[adjective, verb kon-keyv, kon-keyv; noun kon-keyv]
Geometry. (of a polygon) having at least one interior angle greater than 180°.
a concave surface, part, line, or thing.
Machinery. a concave piece, as one against which a drum rotates.
verb (used with object), con·caved, con·cav·ing.
Origin of concave
1375–1425; late Middle EnglishRelated formscon·cave·ly, adverbcon·cave·ness, nounsub·con·cave, adjectivesub·con·cave·ly, adverbsub·con·cave·ness, noun
(< Middle French
) < Latin concavus,
hollow. See con-
Based on the Random House Unabridged Dictionary, © Random House, Inc. 2019
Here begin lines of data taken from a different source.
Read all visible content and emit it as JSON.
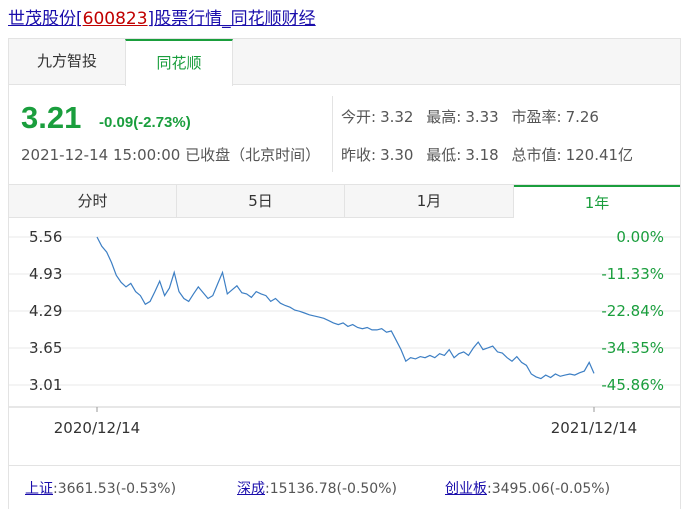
{
  "title": {
    "name": "世茂股份",
    "code_open": "[",
    "code": "600823",
    "code_close": "]",
    "suffix": "股票行情_同花顺财经"
  },
  "source_tabs": [
    {
      "label": "九方智投",
      "active": false
    },
    {
      "label": "同花顺",
      "active": true
    }
  ],
  "quote": {
    "price": "3.21",
    "change": "-0.09(-2.73%)",
    "timestamp": "2021-12-14 15:00:00 已收盘（北京时间）",
    "open_label": "今开:",
    "open": "3.32",
    "high_label": "最高:",
    "high": "3.33",
    "pe_label": "市盈率:",
    "pe": "7.26",
    "prev_close_label": "昨收:",
    "prev_close": "3.30",
    "low_label": "最低:",
    "low": "3.18",
    "mcap_label": "总市值:",
    "mcap": "120.41亿"
  },
  "period_tabs": [
    {
      "label": "分时",
      "active": false
    },
    {
      "label": "5日",
      "active": false
    },
    {
      "label": "1月",
      "active": false
    },
    {
      "label": "1年",
      "active": true
    }
  ],
  "chart_data": {
    "type": "line",
    "y_ticks_left": [
      "5.56",
      "4.93",
      "4.29",
      "3.65",
      "3.01"
    ],
    "y_ticks_right": [
      "0.00%",
      "-11.33%",
      "-22.84%",
      "-34.35%",
      "-45.86%"
    ],
    "ylim": [
      3.01,
      5.56
    ],
    "x_labels": [
      "2020/12/14",
      "2021/12/14"
    ],
    "grid": true,
    "line_color": "#3d7fc4",
    "series": [
      {
        "values": [
          5.56,
          5.4,
          5.3,
          5.12,
          4.9,
          4.78,
          4.7,
          4.76,
          4.62,
          4.55,
          4.4,
          4.45,
          4.62,
          4.8,
          4.55,
          4.68,
          4.95,
          4.62,
          4.5,
          4.45,
          4.58,
          4.7,
          4.6,
          4.5,
          4.55,
          4.75,
          4.95,
          4.58,
          4.65,
          4.72,
          4.6,
          4.58,
          4.52,
          4.62,
          4.58,
          4.55,
          4.45,
          4.5,
          4.42,
          4.38,
          4.35,
          4.3,
          4.28,
          4.25,
          4.22,
          4.2,
          4.18,
          4.16,
          4.12,
          4.08,
          4.05,
          4.08,
          4.02,
          4.05,
          4.0,
          3.98,
          4.0,
          3.96,
          3.96,
          3.98,
          3.92,
          3.94,
          3.78,
          3.62,
          3.42,
          3.48,
          3.46,
          3.5,
          3.48,
          3.52,
          3.48,
          3.55,
          3.52,
          3.62,
          3.48,
          3.55,
          3.58,
          3.52,
          3.65,
          3.75,
          3.62,
          3.65,
          3.68,
          3.58,
          3.56,
          3.48,
          3.42,
          3.5,
          3.4,
          3.35,
          3.2,
          3.15,
          3.12,
          3.18,
          3.14,
          3.2,
          3.16,
          3.18,
          3.2,
          3.18,
          3.22,
          3.25,
          3.4,
          3.21
        ]
      }
    ]
  },
  "indices": [
    {
      "name": "上证",
      "value": ":3661.53(-0.53%)"
    },
    {
      "name": "深成",
      "value": ":15136.78(-0.50%)"
    },
    {
      "name": "创业板",
      "value": ":3495.06(-0.05%)"
    }
  ]
}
Related Words for concavedipped
Examples from the Web for concave
Historical Examples of concave
British Dictionary definitions for concave
Derived Formsconcavely, adverbconcaveness, noun
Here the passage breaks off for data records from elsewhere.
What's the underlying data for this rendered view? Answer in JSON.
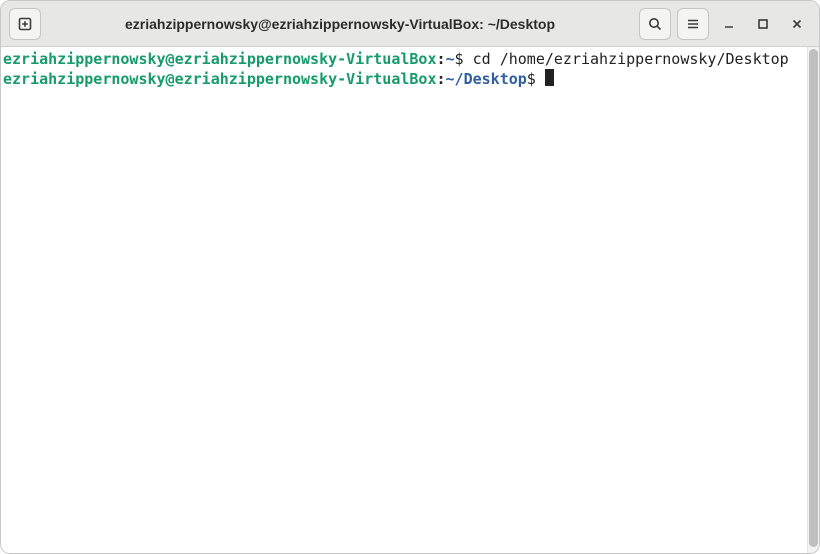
{
  "window": {
    "title": "ezriahzippernowsky@ezriahzippernowsky-VirtualBox: ~/Desktop"
  },
  "icons": {
    "new_tab": "new-tab-icon",
    "search": "search-icon",
    "menu": "hamburger-icon",
    "minimize": "minimize-icon",
    "maximize": "maximize-icon",
    "close": "close-icon"
  },
  "terminal": {
    "lines": [
      {
        "user_host": "ezriahzippernowsky@ezriahzippernowsky-VirtualBox",
        "colon": ":",
        "path": "~",
        "prompt_symbol": "$",
        "command": " cd /home/ezriahzippernowsky/Desktop"
      },
      {
        "user_host": "ezriahzippernowsky@ezriahzippernowsky-VirtualBox",
        "colon": ":",
        "path": "~/Desktop",
        "prompt_symbol": "$",
        "command": ""
      }
    ]
  }
}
physics having one or two surfaces curved or ground in the shape of a section of the interior of a sphere, paraboloid, etca concave lens
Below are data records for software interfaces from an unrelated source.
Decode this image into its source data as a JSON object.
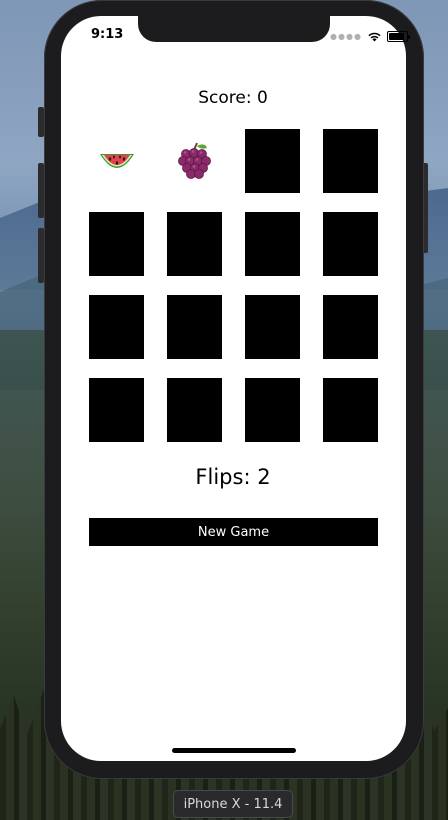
{
  "status_bar": {
    "time": "9:13"
  },
  "game": {
    "score_label": "Score: 0",
    "flips_label": "Flips: 2",
    "new_game_label": "New Game",
    "cards": [
      {
        "face_up": true,
        "emoji": "watermelon"
      },
      {
        "face_up": true,
        "emoji": "grapes"
      },
      {
        "face_up": false
      },
      {
        "face_up": false
      },
      {
        "face_up": false
      },
      {
        "face_up": false
      },
      {
        "face_up": false
      },
      {
        "face_up": false
      },
      {
        "face_up": false
      },
      {
        "face_up": false
      },
      {
        "face_up": false
      },
      {
        "face_up": false
      },
      {
        "face_up": false
      },
      {
        "face_up": false
      },
      {
        "face_up": false
      },
      {
        "face_up": false
      }
    ]
  },
  "simulator": {
    "device_label": "iPhone X - 11.4"
  },
  "colors": {
    "card_back": "#000000",
    "screen_bg": "#ffffff",
    "button_bg": "#000000",
    "button_text": "#ffffff"
  }
}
maths (of a polygon) containing an interior angle greater than 180°
Word Origin for concave
C15: from Latin concavus arched, from cavus hollow
Collins English Dictionary - Complete & Unabridged 2012 Digital Edition
© William Collins Sons & Co. Ltd. 1979, 1986 © HarperCollins
Publishers 1998, 2000, 2003, 2005, 2006, 2007, 2009, 2012
Word Origin and History for concave
early 15c., from Old French concave (14c.) or directly from Latin concavus "hollow, arched, vaulted, curved," from com-, intensive prefix (see com-), + cavus "hollow" (see cave (n.)).
Online Etymology Dictionary, © 2010 Douglas Harper
Curved like the inner surface of a sphere.
A concave surface, structure, or line.
The American Heritage® Stedman's Medical Dictionary
Copyright © 2002, 2001, 1995 by Houghton Mifflin Company. Published by Houghton Mifflin Company.
Curved inward, like the inside of a circle or sphere.
The American Heritage® Science Dictionary
Copyright © 2011. Published by Houghton Mifflin Harcourt Publishing Company. All rights reserved.